**Assignment**:
Nothing in the entries may be altered; copy them all exactly.

BEGIN Given data

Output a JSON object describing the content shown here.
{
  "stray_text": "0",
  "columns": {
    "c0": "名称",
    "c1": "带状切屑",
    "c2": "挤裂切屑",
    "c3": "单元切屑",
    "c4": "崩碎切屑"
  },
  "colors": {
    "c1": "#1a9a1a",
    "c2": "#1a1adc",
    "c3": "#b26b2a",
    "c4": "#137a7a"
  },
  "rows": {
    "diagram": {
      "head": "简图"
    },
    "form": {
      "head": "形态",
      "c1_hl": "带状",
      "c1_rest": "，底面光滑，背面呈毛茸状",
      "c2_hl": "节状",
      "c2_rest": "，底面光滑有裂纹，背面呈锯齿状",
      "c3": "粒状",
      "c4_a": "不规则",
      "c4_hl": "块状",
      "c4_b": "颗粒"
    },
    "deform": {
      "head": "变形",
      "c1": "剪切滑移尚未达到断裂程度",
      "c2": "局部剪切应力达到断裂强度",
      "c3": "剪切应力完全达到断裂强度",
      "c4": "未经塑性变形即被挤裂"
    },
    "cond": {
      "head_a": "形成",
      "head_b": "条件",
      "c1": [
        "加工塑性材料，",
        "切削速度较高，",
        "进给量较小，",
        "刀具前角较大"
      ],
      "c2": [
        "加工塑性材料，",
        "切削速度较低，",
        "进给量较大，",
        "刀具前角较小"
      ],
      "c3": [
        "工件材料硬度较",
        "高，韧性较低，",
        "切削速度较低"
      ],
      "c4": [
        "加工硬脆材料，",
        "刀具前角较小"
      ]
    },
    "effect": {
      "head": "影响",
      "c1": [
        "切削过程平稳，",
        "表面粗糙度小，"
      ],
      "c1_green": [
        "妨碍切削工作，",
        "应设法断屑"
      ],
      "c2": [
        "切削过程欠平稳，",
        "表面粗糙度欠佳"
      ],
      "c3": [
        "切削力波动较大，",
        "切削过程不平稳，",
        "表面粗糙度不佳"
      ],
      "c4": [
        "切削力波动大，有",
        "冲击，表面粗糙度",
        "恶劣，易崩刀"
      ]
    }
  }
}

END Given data

**Response area**:
Output a JSON object describing the content shown here.
{
  "stray_text": "0",
  "columns": {
    "c0": "名称",
    "c1": "带状切屑",
    "c2": "挤裂切屑",
    "c3": "单元切屑",
    "c4": "崩碎切屑"
  },
  "colors": {
    "c1": "#1a9a1a",
    "c2": "#1a1adc",
    "c3": "#b26b2a",
    "c4": "#137a7a"
  },
  "rows": {
    "diagram": {
      "head": "简图"
    },
    "form": {
      "head": "形态",
      "c1_hl": "带状",
      "c1_rest": "，底面光滑，背面呈毛茸状",
      "c2_hl": "节状",
      "c2_rest": "，底面光滑有裂纹，背面呈锯齿状",
      "c3": "粒状",
      "c4_a": "不规则",
      "c4_hl": "块状",
      "c4_b": "颗粒"
    },
    "deform": {
      "head": "变形",
      "c1": "剪切滑移尚未达到断裂程度",
      "c2": "局部剪切应力达到断裂强度",
      "c3": "剪切应力完全达到断裂强度",
      "c4": "未经塑性变形即被挤裂"
    },
    "cond": {
      "head_a": "形成",
      "head_b": "条件",
      "c1": [
        "加工塑性材料，",
        "切削速度较高，",
        "进给量较小，",
        "刀具前角较大"
      ],
      "c2": [
        "加工塑性材料，",
        "切削速度较低，",
        "进给量较大，",
        "刀具前角较小"
      ],
      "c3": [
        "工件材料硬度较",
        "高，韧性较低，",
        "切削速度较低"
      ],
      "c4": [
        "加工硬脆材料，",
        "刀具前角较小"
      ]
    },
    "effect": {
      "head": "影响",
      "c1": [
        "切削过程平稳，",
        "表面粗糙度小，"
      ],
      "c1_green": [
        "妨碍切削工作，",
        "应设法断屑"
      ],
      "c2": [
        "切削过程欠平稳，",
        "表面粗糙度欠佳"
      ],
      "c3": [
        "切削力波动较大，",
        "切削过程不平稳，",
        "表面粗糙度不佳"
      ],
      "c4": [
        "切削力波动大，有",
        "冲击，表面粗糙度",
        "恶劣，易崩刀"
      ]
    }
  }
}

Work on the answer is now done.